Would you please output the lines of the data below from the one containing "Parse this screenshot: output" to the end, exactly and with nothing added?
____________________
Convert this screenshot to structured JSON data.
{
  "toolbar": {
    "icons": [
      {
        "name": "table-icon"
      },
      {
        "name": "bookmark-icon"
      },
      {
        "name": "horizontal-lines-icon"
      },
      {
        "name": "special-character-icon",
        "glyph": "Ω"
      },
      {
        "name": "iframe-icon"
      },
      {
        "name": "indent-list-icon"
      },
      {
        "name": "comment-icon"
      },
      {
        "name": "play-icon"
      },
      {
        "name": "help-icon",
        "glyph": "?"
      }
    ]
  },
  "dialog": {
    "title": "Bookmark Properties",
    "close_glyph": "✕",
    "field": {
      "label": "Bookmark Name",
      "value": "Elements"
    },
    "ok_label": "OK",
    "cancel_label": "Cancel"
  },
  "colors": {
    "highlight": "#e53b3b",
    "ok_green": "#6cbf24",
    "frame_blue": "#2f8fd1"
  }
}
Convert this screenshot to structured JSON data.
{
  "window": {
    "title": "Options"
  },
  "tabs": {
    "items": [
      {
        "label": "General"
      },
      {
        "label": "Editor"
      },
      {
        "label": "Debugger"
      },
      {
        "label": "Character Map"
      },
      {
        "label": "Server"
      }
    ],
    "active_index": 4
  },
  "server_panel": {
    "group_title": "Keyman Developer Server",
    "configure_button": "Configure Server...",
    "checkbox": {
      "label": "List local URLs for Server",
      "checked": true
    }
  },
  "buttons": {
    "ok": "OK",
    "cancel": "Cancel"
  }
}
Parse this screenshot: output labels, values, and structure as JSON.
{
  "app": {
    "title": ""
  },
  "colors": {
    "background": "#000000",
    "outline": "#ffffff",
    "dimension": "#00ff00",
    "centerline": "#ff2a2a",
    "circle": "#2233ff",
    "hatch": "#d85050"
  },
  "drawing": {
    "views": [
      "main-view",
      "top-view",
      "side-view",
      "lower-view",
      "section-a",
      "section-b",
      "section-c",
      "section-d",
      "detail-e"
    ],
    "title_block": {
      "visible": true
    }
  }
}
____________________
EXERCISE RESULT -
Parse this screenshot: output labels, values, and structure as JSON.
{
  "app": {
    "title": ""
  },
  "colors": {
    "background": "#000000",
    "outline": "#ffffff",
    "dimension": "#00ff00",
    "centerline": "#ff2a2a",
    "circle": "#2233ff",
    "hatch": "#d85050"
  },
  "drawing": {
    "views": [
      "main-view",
      "top-view",
      "side-view",
      "lower-view",
      "section-a",
      "section-b",
      "section-c",
      "section-d",
      "detail-e"
    ],
    "title_block": {
      "visible": true
    }
  }
}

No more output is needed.